How do you know whether the voice in your head was God, or your own mind, or some evil spirit? I wrote on that too: We confirm it through fellow Christians who also hear God. He doesn’t only talk to you, y’know. He talks to everybody. It’s just not everybody listens.

Hearing God, and acting upon what he tells us, is the fastest way to grow our relationship with him. He likes to reward obedience. Our obedience is an act of faith, which means our faith’s gonna grow. Frequently God’s instructions have to do with growing the Spirit’s fruit, which means our character is gonna change to become Jesus’s. Sometimes it’s gonna provoke us to prophesy or perform miracles. More often it’ll just produce good works. And good Christians.

Hearing God also makes certain Christians nervous. Usually it’s dark Christians, the ones who fixate on fighting evil and Satan, and worry the devil might use it to trick us into following it instead of God. (Satan does enjoy playing God, y’know.) So these folks either encourage us to be so rigorous about confirming whether it’s God’s voice that we wind up dismissing nearly everything God says, or promote cessationism: God stopped talking back in bible times, so stop trying to listen and just read your bible.

As y’might notice from their dark fruit, dark Christians don’t know God as well as they imagine they do. So part of the reason they discourage listening to God, is because God tells us not to act like they do. To fear nothing and no one but God. Lk 12.4-5 To worry about nothing, but hand those worries off to God as well. Pp 4.6 To resist evil, instead of letting the fear of it stop us from dong good. Ro 12.21 And of course all the legalism, all the cultlike behavior—and don’t forget the civic idolatry—which tends to pervade their churches.

Stands to reason they get so warped: They don’t listen to God. They’re trying to figure him out through forms of revelation which they can tightly control. They control how the bible’s interpreted, and whether God’s activities are permitted or denounced as devilish. Sometimes they even try to control how nature’s interpreted, which is why there are Christians who won’t believe in science. It’s a narrow, fearful religion… and it can’t abide the actual voice of God correcting it. So it pretends to hear nothing.

Yikes. Anyway, don’t repeat their mistake. Do listen.

Interacting with God.

Of the Christians who don’t listen to God, one of their bigger debates is over whether our prayers really do get God to do things. Since he’s God and already knows the future, they wonder whether he doesn’t already have his mind made up… so our requests won’t do bupkis, ’cause God has a plan.

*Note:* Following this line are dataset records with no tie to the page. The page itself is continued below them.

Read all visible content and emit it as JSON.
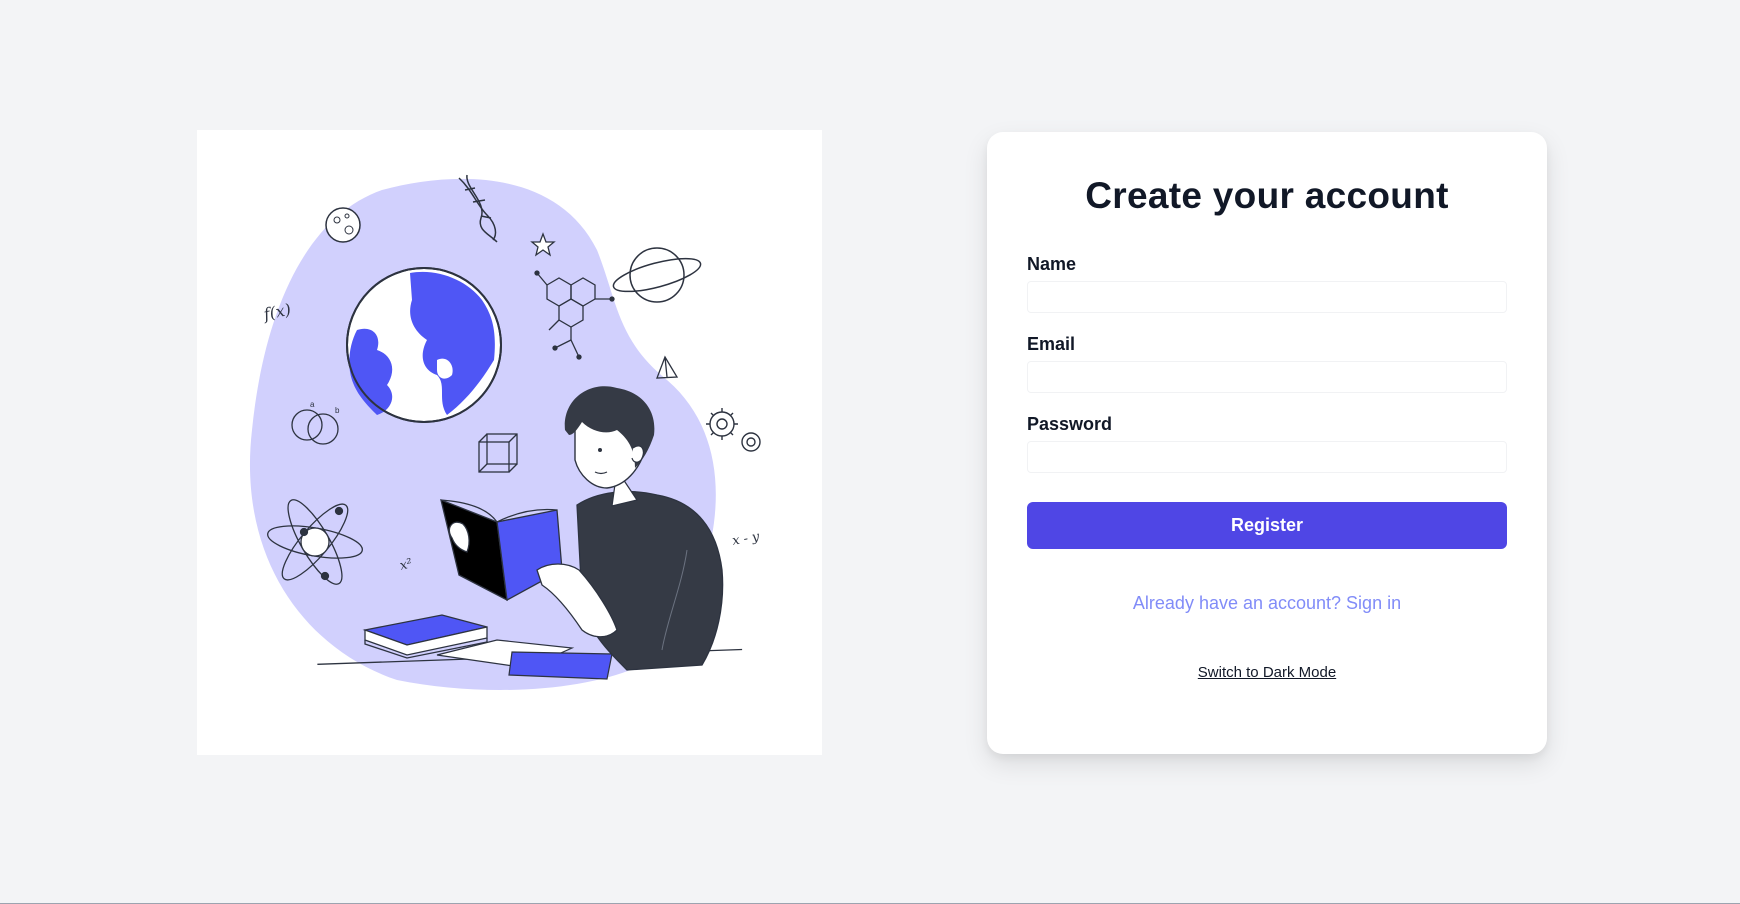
{
  "form": {
    "title": "Create your account",
    "fields": [
      {
        "label": "Name",
        "value": "",
        "placeholder": ""
      },
      {
        "label": "Email",
        "value": "",
        "placeholder": ""
      },
      {
        "label": "Password",
        "value": "",
        "placeholder": ""
      }
    ],
    "submit_label": "Register",
    "signin_link": "Already have an account? Sign in",
    "theme_toggle": "Switch to Dark Mode"
  },
  "illustration": {
    "icon": "student-reading-science-illustration",
    "formula_fx": "f(x)",
    "formula_x2": "x²",
    "formula_xy": "x - y"
  },
  "colors": {
    "background": "#f3f4f6",
    "accent": "#4f46e5",
    "link": "#818cf8",
    "blob": "#d1d0fd",
    "illustration_blue": "#4f56f5"
  }
}
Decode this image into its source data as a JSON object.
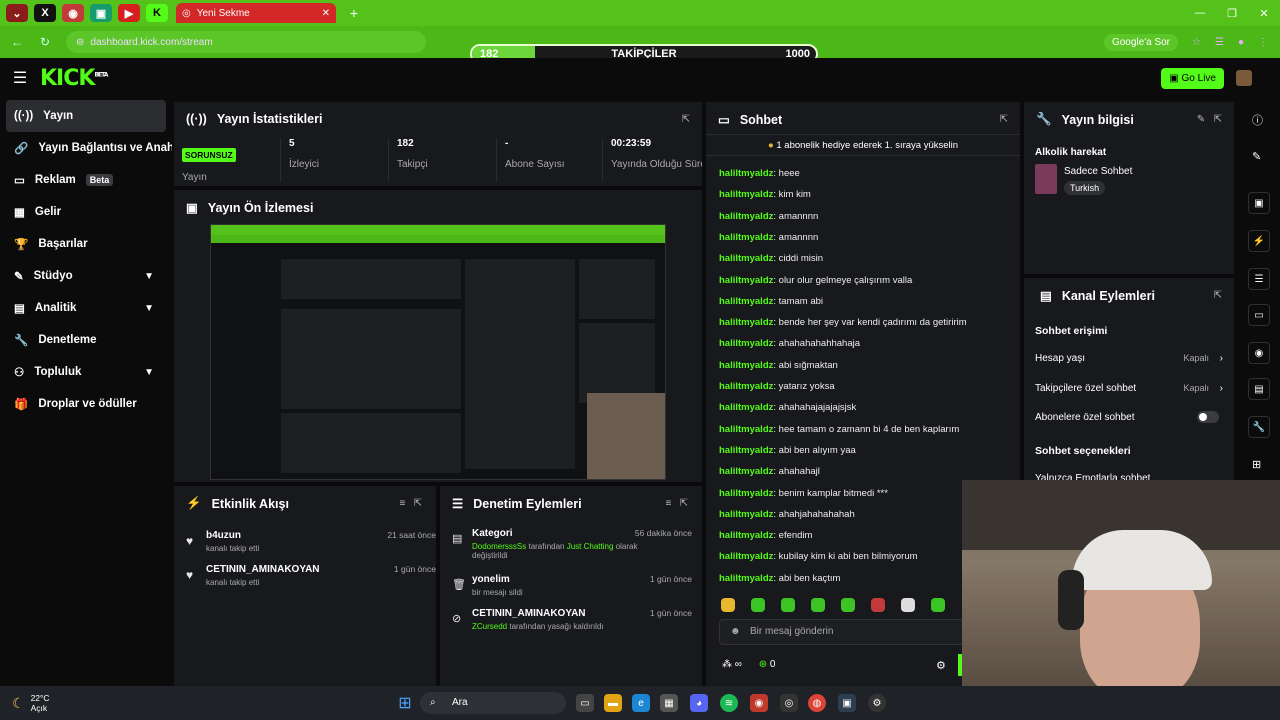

To these folks, the point of prayer isn’t really to ask God for stuff, isn’t really to try to change his mind about how things are going. It’s entirely to receive his revelation: To learn what God’s plan is, and get with the program instead of trying to rewrite the program. To tell him, “Your will be done,” Mt 6.10 then shut up and let him do his thing.

Okay yes, sometimes God’s answers are no, and we’ve gotta be okay with it when he does that. But it’s not because he can’t be swayed. Sometimes he does have a better idea in mind. More often we’ve asked for something we’ve no business asking. Jm 4.3

The rest of the time, God welcomes our prayer requests. Jn 16.23-24 He welcomes our interaction. True, he’s mighty enough to run the universe without any feedback from his kids, but that’s not the relationship he wants! He doesn’t wanna simply bark orders to his followers, and run things like a despot. He’s our Father. He wants us to be curious about what he’s up to, ask him how things work, and desire to be useful parts of his process. He wants to share with us.

If he didn’t want our interaction, he wouldn’t have bothered to reveal a thing. He’d save us without our input or knowledge, and that’d be that. The bible, if there was one, would be pamphlet-sized; or simply say, “I got this.” But God wants to take time out to explain his process to his confused, frustrated kids. And unconfuse us, unfrustrate us—even include us in his kingdom.

That’s what prayer—and really, all of revelation—is about. Make more sense now?